- [Exercise directions]:
Within this material, find every line where the string "JSON" appears, and copy it out.

- [Data supplied]:
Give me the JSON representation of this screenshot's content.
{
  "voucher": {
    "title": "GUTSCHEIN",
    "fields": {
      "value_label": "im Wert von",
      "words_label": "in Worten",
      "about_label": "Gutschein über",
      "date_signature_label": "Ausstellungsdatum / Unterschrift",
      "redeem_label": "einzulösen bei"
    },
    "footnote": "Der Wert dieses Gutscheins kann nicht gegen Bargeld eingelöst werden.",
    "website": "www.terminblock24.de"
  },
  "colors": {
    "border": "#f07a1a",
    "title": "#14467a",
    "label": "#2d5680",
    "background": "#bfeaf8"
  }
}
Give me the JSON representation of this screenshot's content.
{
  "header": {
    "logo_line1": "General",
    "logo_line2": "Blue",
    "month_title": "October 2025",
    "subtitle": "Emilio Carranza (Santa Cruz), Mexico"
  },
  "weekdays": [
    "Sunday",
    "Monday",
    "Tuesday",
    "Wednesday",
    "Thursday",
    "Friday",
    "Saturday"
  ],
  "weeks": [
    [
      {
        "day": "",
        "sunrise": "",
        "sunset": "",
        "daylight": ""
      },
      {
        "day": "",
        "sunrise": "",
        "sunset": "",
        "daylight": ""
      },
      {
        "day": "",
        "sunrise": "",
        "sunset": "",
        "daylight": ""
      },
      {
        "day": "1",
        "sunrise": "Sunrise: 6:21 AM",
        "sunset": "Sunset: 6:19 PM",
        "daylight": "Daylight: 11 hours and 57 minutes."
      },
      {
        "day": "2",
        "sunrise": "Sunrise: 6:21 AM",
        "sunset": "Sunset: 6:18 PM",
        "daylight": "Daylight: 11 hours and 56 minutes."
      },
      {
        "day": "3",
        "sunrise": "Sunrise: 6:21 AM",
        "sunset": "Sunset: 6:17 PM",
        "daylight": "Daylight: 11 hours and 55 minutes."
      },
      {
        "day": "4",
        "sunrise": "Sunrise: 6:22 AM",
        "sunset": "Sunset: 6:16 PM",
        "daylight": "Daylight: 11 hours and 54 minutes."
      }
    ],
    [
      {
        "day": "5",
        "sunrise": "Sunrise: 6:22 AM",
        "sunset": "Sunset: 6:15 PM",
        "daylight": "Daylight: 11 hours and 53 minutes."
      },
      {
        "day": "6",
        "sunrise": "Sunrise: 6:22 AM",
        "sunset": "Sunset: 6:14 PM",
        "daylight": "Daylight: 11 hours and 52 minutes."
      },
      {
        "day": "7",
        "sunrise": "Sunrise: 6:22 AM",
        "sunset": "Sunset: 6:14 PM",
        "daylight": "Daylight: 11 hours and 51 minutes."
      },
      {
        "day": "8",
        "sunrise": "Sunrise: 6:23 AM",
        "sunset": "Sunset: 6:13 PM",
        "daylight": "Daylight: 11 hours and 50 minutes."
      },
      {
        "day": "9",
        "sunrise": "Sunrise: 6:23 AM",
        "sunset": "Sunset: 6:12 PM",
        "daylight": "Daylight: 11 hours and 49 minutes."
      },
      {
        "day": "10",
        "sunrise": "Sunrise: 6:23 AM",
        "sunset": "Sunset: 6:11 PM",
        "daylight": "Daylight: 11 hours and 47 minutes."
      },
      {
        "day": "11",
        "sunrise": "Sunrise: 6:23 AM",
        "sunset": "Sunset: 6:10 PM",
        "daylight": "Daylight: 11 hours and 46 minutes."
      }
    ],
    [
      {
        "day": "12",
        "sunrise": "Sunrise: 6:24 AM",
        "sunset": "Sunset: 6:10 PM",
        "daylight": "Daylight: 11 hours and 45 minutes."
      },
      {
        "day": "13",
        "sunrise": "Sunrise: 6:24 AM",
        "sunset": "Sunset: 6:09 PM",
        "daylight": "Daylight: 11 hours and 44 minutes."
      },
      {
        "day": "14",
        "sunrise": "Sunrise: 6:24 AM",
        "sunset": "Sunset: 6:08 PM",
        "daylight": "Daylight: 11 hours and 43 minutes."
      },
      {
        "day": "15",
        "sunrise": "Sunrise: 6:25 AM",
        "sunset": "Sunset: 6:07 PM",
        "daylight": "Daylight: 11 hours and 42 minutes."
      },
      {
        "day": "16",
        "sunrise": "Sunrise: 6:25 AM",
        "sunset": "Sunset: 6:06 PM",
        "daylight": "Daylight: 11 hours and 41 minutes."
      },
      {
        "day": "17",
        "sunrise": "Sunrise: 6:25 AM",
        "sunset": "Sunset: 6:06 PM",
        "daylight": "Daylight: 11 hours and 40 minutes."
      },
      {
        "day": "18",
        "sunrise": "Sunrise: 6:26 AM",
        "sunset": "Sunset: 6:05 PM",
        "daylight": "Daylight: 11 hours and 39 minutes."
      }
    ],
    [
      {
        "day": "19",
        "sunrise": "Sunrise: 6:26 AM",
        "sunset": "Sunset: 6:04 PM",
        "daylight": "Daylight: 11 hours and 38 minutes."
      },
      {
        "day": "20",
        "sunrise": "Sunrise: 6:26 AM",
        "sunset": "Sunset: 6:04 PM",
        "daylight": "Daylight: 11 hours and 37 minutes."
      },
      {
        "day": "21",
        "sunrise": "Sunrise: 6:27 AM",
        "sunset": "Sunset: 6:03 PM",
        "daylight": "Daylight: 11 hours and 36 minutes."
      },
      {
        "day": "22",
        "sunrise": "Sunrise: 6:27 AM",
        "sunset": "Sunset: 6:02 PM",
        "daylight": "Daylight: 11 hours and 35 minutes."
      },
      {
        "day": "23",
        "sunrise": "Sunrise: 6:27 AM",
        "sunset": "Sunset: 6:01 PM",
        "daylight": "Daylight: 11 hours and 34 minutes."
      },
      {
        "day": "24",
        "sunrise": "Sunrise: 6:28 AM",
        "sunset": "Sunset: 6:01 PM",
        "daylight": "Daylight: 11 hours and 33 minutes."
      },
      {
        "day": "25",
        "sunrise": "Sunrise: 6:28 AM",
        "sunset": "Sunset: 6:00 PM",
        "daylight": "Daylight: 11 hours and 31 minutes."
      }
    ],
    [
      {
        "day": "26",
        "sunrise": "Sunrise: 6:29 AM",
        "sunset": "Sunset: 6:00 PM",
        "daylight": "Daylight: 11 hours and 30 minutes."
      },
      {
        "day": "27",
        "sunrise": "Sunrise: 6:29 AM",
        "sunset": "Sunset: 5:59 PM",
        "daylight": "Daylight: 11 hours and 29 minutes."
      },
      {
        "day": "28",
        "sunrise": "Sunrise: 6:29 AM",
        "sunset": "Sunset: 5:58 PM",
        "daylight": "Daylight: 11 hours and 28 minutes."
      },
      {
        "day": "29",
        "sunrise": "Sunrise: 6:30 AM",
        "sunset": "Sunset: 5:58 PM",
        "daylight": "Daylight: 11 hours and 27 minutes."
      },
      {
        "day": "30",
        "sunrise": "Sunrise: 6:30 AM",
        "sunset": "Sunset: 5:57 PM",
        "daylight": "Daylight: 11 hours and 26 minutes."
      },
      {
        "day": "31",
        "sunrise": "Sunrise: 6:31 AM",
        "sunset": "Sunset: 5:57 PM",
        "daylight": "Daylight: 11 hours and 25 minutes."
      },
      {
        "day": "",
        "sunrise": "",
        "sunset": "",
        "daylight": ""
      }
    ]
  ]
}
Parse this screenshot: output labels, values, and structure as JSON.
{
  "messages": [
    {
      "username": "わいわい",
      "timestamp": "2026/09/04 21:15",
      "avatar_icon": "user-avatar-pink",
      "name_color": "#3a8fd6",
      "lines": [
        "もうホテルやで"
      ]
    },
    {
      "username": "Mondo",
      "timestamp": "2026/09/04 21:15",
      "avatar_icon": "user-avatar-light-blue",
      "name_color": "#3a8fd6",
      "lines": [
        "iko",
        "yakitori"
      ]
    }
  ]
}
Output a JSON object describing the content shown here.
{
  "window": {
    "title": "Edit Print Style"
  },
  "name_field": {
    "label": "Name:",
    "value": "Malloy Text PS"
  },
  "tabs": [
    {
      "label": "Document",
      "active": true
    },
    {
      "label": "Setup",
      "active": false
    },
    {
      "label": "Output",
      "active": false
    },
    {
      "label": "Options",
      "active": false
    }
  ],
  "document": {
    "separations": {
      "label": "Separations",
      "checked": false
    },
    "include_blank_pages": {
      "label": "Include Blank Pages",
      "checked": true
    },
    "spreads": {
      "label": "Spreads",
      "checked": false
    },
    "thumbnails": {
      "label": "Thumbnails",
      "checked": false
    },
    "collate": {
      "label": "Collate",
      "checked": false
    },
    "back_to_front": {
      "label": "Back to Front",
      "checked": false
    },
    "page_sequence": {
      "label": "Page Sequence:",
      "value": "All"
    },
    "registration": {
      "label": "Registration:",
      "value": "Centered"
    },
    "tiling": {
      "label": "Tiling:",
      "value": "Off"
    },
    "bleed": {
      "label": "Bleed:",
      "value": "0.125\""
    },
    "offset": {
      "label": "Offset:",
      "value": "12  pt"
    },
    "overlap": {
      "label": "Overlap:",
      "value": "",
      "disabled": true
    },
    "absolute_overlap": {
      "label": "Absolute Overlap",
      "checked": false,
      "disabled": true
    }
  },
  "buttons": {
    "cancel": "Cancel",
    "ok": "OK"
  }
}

- [Answer for this exercise]:
Give me the JSON representation of this screenshot's content.
Give me the JSON representation of this screenshot's content.
Parse this screenshot: output labels, values, and structure as JSON.
Output a JSON object describing the content shown here.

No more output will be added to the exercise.